- [Exercise]:
Only the lines that contain the string "хабы" belong in the answer; pull them from the records.

-------- Data for processing

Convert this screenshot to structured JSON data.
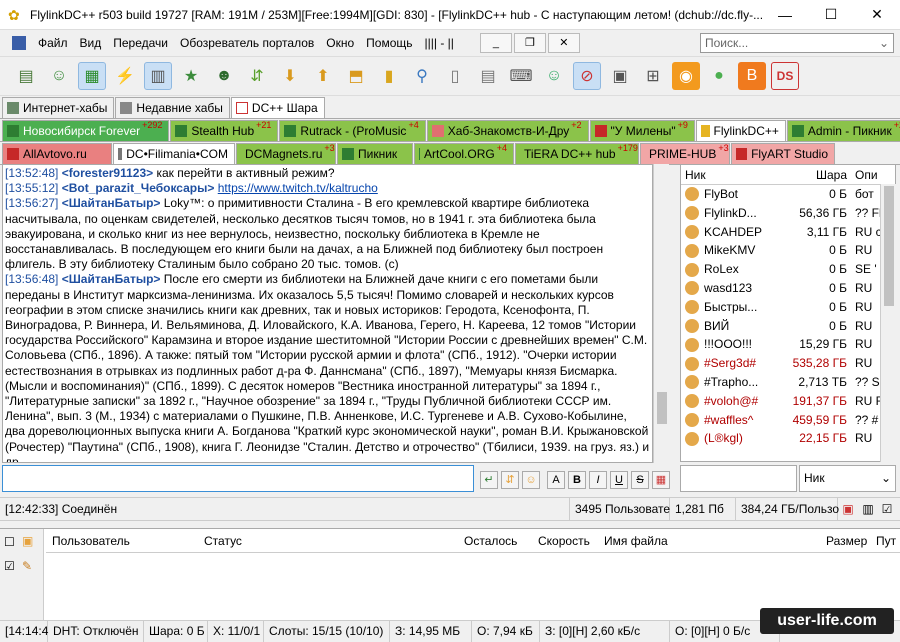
{
  "window": {
    "title": "FlylinkDC++ r503 build 19727 [RAM: 191M / 253M][Free:1994M][GDI: 830] - [FlylinkDC++ hub - С наступающим летом! (dchub://dc.fly-...",
    "min": "—",
    "max": "☐",
    "close": "✕"
  },
  "menu": {
    "items": [
      "Файл",
      "Вид",
      "Передачи",
      "Обозреватель порталов",
      "Окно",
      "Помощь"
    ],
    "extra": "||||  -  ||",
    "search_placeholder": "Поиск..."
  },
  "toolbar_icons": [
    "hub-list",
    "favorites",
    "users",
    "connect",
    "queue",
    "finished",
    "hash",
    "download",
    "upload",
    "upload-queue",
    "notepad",
    "search",
    "adl-search",
    "search-spy",
    "network",
    "ignored",
    "mute",
    "lan",
    "rss",
    "speed",
    "blog",
    "ds"
  ],
  "tabs_row1": [
    {
      "label": "Интернет-хабы"
    },
    {
      "label": "Недавние хабы"
    },
    {
      "label": "DC++ Шара"
    }
  ],
  "tabs_row2": [
    {
      "label": "Новосибирск Forever",
      "badge": "+292"
    },
    {
      "label": "Stealth Hub",
      "badge": "+21"
    },
    {
      "label": "Rutrack - (ProMusic",
      "badge": "+4"
    },
    {
      "label": "Хаб-Знакомств-И-Дру",
      "badge": "+2"
    },
    {
      "label": "\"У Милены\"",
      "badge": "+9"
    },
    {
      "label": "FlylinkDC++",
      "badge": ""
    },
    {
      "label": "Admin - Пикник",
      "badge": "+2"
    }
  ],
  "tabs_row3": [
    {
      "label": "AllAvtovo.ru",
      "badge": ""
    },
    {
      "label": "DC•Filimania•COM",
      "badge": ""
    },
    {
      "label": "DCMagnets.ru",
      "badge": "+3"
    },
    {
      "label": "Пикник",
      "badge": ""
    },
    {
      "label": "ArtCool.ORG",
      "badge": "+4"
    },
    {
      "label": "TiERA DC++ hub",
      "badge": "+179"
    },
    {
      "label": "PRIME-HUB",
      "badge": "+3"
    },
    {
      "label": "FlyART Studio",
      "badge": ""
    }
  ],
  "chat": [
    {
      "ts": "[13:52:48]",
      "nick": "<forester91123>",
      "text": " как перейти в активный режим?"
    },
    {
      "ts": "[13:55:12]",
      "nick": "<Bot_parazit_Чебоксары>",
      "text": " ",
      "link": "https://www.twitch.tv/kaltrucho"
    },
    {
      "ts": "[13:56:27]",
      "nick": "<ШайтанБатыр>",
      "text": " Loky™: о примитивности Сталина -  В его кремлевской квартире библиотека насчитывала, по оценкам свидетелей, несколько десятков тысяч томов, но в 1941 г. эта библиотека была эвакуирована, и сколько книг из нее вернулось, неизвестно, поскольку библиотека в Кремле не восстанавливалась. В последующем его книги были на дачах, а на Ближней под библиотеку был построен флигель. В эту библиотеку Сталиным было собрано 20 тыс. томов. (с)"
    },
    {
      "ts": "[13:56:48]",
      "nick": "<ШайтанБатыр>",
      "text": " После его смерти из библиотеки на Ближней даче книги с его пометами были переданы в Институт марксизма-ленинизма. Их оказалось 5,5 тысяч! Помимо словарей и нескольких курсов географии в этом списке значились книги как древних, так и новых историков: Геродота, Ксенофонта, П. Виноградова, Р. Виннера, И. Вельяминова, Д. Иловайского, К.А. Иванова, Герero, Н. Кареева, 12 томов \"Истории государства Российского\" Карамзина и второе издание шеститомной \"Истории России с древнейших времен\" С.М. Соловьева (СПб., 1896). А также: пятый том \"Истории русской армии и флота\" (СПб., 1912). \"Очерки истории естествознания в отрывках из подлинных работ д-ра Ф. Даннсмана\" (СПб., 1897), \"Мемуары князя Бисмарка. (Мысли и воспоминания)\" (СПб., 1899). С десяток номеров \"Вестника иностранной литературы\" за 1894 г., \"Литературные записки\" за 1892 г., \"Научное обозрение\" за 1894 г., \"Труды Публичной библиотеки СССР им. Ленина\", вып. 3 (М., 1934) с материалами о Пушкине, П.В. Анненкове, И.С. Тургеневе и А.В. Сухово-Кобылине, два дореволюционных выпуска книги А. Богданова \"Краткий курс экономической науки\", роман В.И. Крыжановской (Рочестер) \"Паутина\" (СПб., 1908), книга Г. Леонидзе \"Сталин. Детство и отрочество\" (Тбилиси, 1939. на груз. яз.) и др."
    }
  ],
  "userlist": {
    "headers": [
      "Ник",
      "Шара",
      "Опи"
    ],
    "rows": [
      {
        "nick": "FlyBot",
        "share": "0 Б",
        "desc": "бот",
        "color": "#000"
      },
      {
        "nick": "FlylinkD...",
        "share": "56,36 ГБ",
        "desc": "?? Fl",
        "color": "#000"
      },
      {
        "nick": "KCAHDEP",
        "share": "3,11 ГБ",
        "desc": "RU с",
        "color": "#000"
      },
      {
        "nick": "MikeKMV",
        "share": "0 Б",
        "desc": "RU",
        "color": "#000"
      },
      {
        "nick": "RoLex",
        "share": "0 Б",
        "desc": "SE '",
        "color": "#000"
      },
      {
        "nick": "wasd123",
        "share": "0 Б",
        "desc": "RU",
        "color": "#000"
      },
      {
        "nick": "Быстры...",
        "share": "0 Б",
        "desc": "RU",
        "color": "#000"
      },
      {
        "nick": "ВИЙ",
        "share": "0 Б",
        "desc": "RU",
        "color": "#000"
      },
      {
        "nick": "!!!ООО!!!",
        "share": "15,29 ГБ",
        "desc": "RU",
        "color": "#000"
      },
      {
        "nick": "#Serg3d#",
        "share": "535,28 ГБ",
        "desc": "RU",
        "color": "#b00000"
      },
      {
        "nick": "#Trapho...",
        "share": "2,713 ТБ",
        "desc": "?? Se",
        "color": "#000"
      },
      {
        "nick": "#voloh@#",
        "share": "191,37 ГБ",
        "desc": "RU R",
        "color": "#b00000"
      },
      {
        "nick": "#waffles^",
        "share": "459,59 ГБ",
        "desc": "?? #",
        "color": "#b00000"
      },
      {
        "nick": "(L®kgl)",
        "share": "22,15 ГБ",
        "desc": "RU",
        "color": "#b00000"
      }
    ]
  },
  "input": {
    "nick_select": "Ник"
  },
  "status": {
    "time": "[12:42:33] Соединён",
    "users": "3495 Пользовате",
    "share_pb": "1,281 Пб",
    "share_gb": "384,24 ГБ/Пользо"
  },
  "queue": {
    "headers": [
      "Пользователь",
      "Статус",
      "Осталось",
      "Скорость",
      "Имя файла",
      "Размер",
      "Пут"
    ]
  },
  "bottom": {
    "time": "[14:14:4",
    "dht": "DHT: Отключён",
    "share": "Шара: 0 Б",
    "hubs": "Х: 11/0/1",
    "slots": "Слоты: 15/15 (10/10)",
    "total": "З: 14,95 МБ",
    "up": "О: 7,94 кБ",
    "dl": "З: [0][Н] 2,60 кБ/с",
    "ul": "О: [0][Н] 0 Б/с"
  },
  "watermark": "user-life.com"
}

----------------

- [Result of this task]:
      "label": "Интернет-хабы"
      "label": "Недавние хабы"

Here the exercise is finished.